* Exercise instructions
Repeat the data exactly, with every line included.
★ ★ ★
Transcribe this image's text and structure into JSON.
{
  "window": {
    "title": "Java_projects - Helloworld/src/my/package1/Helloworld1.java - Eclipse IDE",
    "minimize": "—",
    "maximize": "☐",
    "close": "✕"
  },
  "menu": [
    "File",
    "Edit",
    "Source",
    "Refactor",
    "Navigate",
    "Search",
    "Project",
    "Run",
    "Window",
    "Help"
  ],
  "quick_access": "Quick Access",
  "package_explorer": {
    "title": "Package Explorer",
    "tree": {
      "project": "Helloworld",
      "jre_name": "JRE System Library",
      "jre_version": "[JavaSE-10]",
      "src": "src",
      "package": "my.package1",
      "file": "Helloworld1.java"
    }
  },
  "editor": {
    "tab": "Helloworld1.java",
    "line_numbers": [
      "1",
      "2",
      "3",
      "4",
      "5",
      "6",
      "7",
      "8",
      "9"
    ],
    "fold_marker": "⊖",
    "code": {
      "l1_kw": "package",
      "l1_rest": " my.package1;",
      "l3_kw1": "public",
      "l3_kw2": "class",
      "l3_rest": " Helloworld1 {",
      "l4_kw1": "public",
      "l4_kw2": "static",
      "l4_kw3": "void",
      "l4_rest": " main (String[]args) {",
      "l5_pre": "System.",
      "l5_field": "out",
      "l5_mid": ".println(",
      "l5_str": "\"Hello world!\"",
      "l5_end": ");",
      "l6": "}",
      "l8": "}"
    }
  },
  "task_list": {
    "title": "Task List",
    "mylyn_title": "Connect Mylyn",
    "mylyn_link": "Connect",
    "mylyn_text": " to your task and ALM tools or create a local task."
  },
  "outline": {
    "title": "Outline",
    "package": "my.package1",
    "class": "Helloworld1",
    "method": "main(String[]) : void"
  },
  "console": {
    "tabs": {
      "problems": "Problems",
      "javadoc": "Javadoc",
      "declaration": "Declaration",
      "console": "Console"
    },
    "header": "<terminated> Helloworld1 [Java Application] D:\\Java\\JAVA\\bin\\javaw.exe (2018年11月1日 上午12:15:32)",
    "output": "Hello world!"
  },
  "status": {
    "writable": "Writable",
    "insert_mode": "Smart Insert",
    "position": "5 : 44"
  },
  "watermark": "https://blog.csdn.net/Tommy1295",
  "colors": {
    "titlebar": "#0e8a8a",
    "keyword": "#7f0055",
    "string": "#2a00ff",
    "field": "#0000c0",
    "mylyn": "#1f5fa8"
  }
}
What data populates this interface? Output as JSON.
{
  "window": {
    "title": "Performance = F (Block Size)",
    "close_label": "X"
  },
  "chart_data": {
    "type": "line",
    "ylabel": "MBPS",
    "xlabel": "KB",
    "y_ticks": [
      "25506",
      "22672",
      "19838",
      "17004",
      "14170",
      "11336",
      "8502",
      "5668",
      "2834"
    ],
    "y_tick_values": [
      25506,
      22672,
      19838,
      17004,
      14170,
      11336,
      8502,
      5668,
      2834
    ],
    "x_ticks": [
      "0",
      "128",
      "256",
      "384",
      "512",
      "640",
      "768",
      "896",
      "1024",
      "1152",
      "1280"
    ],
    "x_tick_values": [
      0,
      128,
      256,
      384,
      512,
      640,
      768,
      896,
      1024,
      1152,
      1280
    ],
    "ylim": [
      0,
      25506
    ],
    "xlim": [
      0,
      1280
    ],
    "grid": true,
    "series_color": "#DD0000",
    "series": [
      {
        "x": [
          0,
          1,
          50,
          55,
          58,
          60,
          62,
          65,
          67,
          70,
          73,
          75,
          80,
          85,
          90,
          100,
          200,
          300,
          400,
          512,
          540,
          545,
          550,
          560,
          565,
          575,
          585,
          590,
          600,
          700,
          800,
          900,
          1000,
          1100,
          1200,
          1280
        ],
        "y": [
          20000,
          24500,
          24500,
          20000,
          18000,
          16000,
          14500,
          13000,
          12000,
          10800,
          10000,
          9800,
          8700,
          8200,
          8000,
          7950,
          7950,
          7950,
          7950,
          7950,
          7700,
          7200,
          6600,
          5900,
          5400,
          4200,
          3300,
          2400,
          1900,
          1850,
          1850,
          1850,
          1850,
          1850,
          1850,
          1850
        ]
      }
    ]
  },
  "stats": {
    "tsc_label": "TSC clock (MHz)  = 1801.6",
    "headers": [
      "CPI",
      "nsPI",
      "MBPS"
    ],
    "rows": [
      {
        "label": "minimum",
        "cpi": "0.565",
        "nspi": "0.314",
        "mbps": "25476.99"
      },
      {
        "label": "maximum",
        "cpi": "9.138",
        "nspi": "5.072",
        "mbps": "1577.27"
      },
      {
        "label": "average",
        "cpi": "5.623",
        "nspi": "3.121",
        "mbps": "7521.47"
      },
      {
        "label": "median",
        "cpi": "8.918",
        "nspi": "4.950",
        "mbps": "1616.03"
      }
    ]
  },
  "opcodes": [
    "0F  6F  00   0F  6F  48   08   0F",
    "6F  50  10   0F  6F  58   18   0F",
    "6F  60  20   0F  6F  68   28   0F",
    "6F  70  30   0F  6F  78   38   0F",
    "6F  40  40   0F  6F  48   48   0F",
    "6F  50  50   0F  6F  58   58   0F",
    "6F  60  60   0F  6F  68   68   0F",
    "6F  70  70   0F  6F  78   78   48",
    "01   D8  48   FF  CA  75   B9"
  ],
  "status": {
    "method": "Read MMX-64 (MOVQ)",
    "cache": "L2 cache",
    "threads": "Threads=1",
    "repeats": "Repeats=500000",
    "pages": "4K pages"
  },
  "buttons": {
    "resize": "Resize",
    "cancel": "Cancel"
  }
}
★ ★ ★
* Written reply
Transcribe this image's text and structure into JSON.
{
  "window": {
    "title": "Java_projects - Helloworld/src/my/package1/Helloworld1.java - Eclipse IDE",
    "minimize": "—",
    "maximize": "☐",
    "close": "✕"
  },
  "menu": [
    "File",
    "Edit",
    "Source",
    "Refactor",
    "Navigate",
    "Search",
    "Project",
    "Run",
    "Window",
    "Help"
  ],
  "quick_access": "Quick Access",
  "package_explorer": {
    "title": "Package Explorer",
    "tree": {
      "project": "Helloworld",
      "jre_name": "JRE System Library",
      "jre_version": "[JavaSE-10]",
      "src": "src",
      "package": "my.package1",
      "file": "Helloworld1.java"
    }
  },
  "editor": {
    "tab": "Helloworld1.java",
    "line_numbers": [
      "1",
      "2",
      "3",
      "4",
      "5",
      "6",
      "7",
      "8",
      "9"
    ],
    "fold_marker": "⊖",
    "code": {
      "l1_kw": "package",
      "l1_rest": " my.package1;",
      "l3_kw1": "public",
      "l3_kw2": "class",
      "l3_rest": " Helloworld1 {",
      "l4_kw1": "public",
      "l4_kw2": "static",
      "l4_kw3": "void",
      "l4_rest": " main (String[]args) {",
      "l5_pre": "System.",
      "l5_field": "out",
      "l5_mid": ".println(",
      "l5_str": "\"Hello world!\"",
      "l5_end": ");",
      "l6": "}",
      "l8": "}"
    }
  },
  "task_list": {
    "title": "Task List",
    "mylyn_title": "Connect Mylyn",
    "mylyn_link": "Connect",
    "mylyn_text": " to your task and ALM tools or create a local task."
  },
  "outline": {
    "title": "Outline",
    "package": "my.package1",
    "class": "Helloworld1",
    "method": "main(String[]) : void"
  },
  "console": {
    "tabs": {
      "problems": "Problems",
      "javadoc": "Javadoc",
      "declaration": "Declaration",
      "console": "Console"
    },
    "header": "<terminated> Helloworld1 [Java Application] D:\\Java\\JAVA\\bin\\javaw.exe (2018年11月1日 上午12:15:32)",
    "output": "Hello world!"
  },
  "status": {
    "writable": "Writable",
    "insert_mode": "Smart Insert",
    "position": "5 : 44"
  },
  "watermark": "https://blog.csdn.net/Tommy1295",
  "colors": {
    "titlebar": "#0e8a8a",
    "keyword": "#7f0055",
    "string": "#2a00ff",
    "field": "#0000c0",
    "mylyn": "#1f5fa8"
  }
}
What data populates this interface? Output as JSON.
{
  "window": {
    "title": "Performance = F (Block Size)",
    "close_label": "X"
  },
  "chart_data": {
    "type": "line",
    "ylabel": "MBPS",
    "xlabel": "KB",
    "y_ticks": [
      "25506",
      "22672",
      "19838",
      "17004",
      "14170",
      "11336",
      "8502",
      "5668",
      "2834"
    ],
    "y_tick_values": [
      25506,
      22672,
      19838,
      17004,
      14170,
      11336,
      8502,
      5668,
      2834
    ],
    "x_ticks": [
      "0",
      "128",
      "256",
      "384",
      "512",
      "640",
      "768",
      "896",
      "1024",
      "1152",
      "1280"
    ],
    "x_tick_values": [
      0,
      128,
      256,
      384,
      512,
      640,
      768,
      896,
      1024,
      1152,
      1280
    ],
    "ylim": [
      0,
      25506
    ],
    "xlim": [
      0,
      1280
    ],
    "grid": true,
    "series_color": "#DD0000",
    "series": [
      {
        "x": [
          0,
          1,
          50,
          55,
          58,
          60,
          62,
          65,
          67,
          70,
          73,
          75,
          80,
          85,
          90,
          100,
          200,
          300,
          400,
          512,
          540,
          545,
          550,
          560,
          565,
          575,
          585,
          590,
          600,
          700,
          800,
          900,
          1000,
          1100,
          1200,
          1280
        ],
        "y": [
          20000,
          24500,
          24500,
          20000,
          18000,
          16000,
          14500,
          13000,
          12000,
          10800,
          10000,
          9800,
          8700,
          8200,
          8000,
          7950,
          7950,
          7950,
          7950,
          7950,
          7700,
          7200,
          6600,
          5900,
          5400,
          4200,
          3300,
          2400,
          1900,
          1850,
          1850,
          1850,
          1850,
          1850,
          1850,
          1850
        ]
      }
    ]
  },
  "stats": {
    "tsc_label": "TSC clock (MHz)  = 1801.6",
    "headers": [
      "CPI",
      "nsPI",
      "MBPS"
    ],
    "rows": [
      {
        "label": "minimum",
        "cpi": "0.565",
        "nspi": "0.314",
        "mbps": "25476.99"
      },
      {
        "label": "maximum",
        "cpi": "9.138",
        "nspi": "5.072",
        "mbps": "1577.27"
      },
      {
        "label": "average",
        "cpi": "5.623",
        "nspi": "3.121",
        "mbps": "7521.47"
      },
      {
        "label": "median",
        "cpi": "8.918",
        "nspi": "4.950",
        "mbps": "1616.03"
      }
    ]
  },
  "opcodes": [
    "0F  6F  00   0F  6F  48   08   0F",
    "6F  50  10   0F  6F  58   18   0F",
    "6F  60  20   0F  6F  68   28   0F",
    "6F  70  30   0F  6F  78   38   0F",
    "6F  40  40   0F  6F  48   48   0F",
    "6F  50  50   0F  6F  58   58   0F",
    "6F  60  60   0F  6F  68   68   0F",
    "6F  70  70   0F  6F  78   78   48",
    "01   D8  48   FF  CA  75   B9"
  ],
  "status": {
    "method": "Read MMX-64 (MOVQ)",
    "cache": "L2 cache",
    "threads": "Threads=1",
    "repeats": "Repeats=500000",
    "pages": "4K pages"
  },
  "buttons": {
    "resize": "Resize",
    "cancel": "Cancel"
  }
}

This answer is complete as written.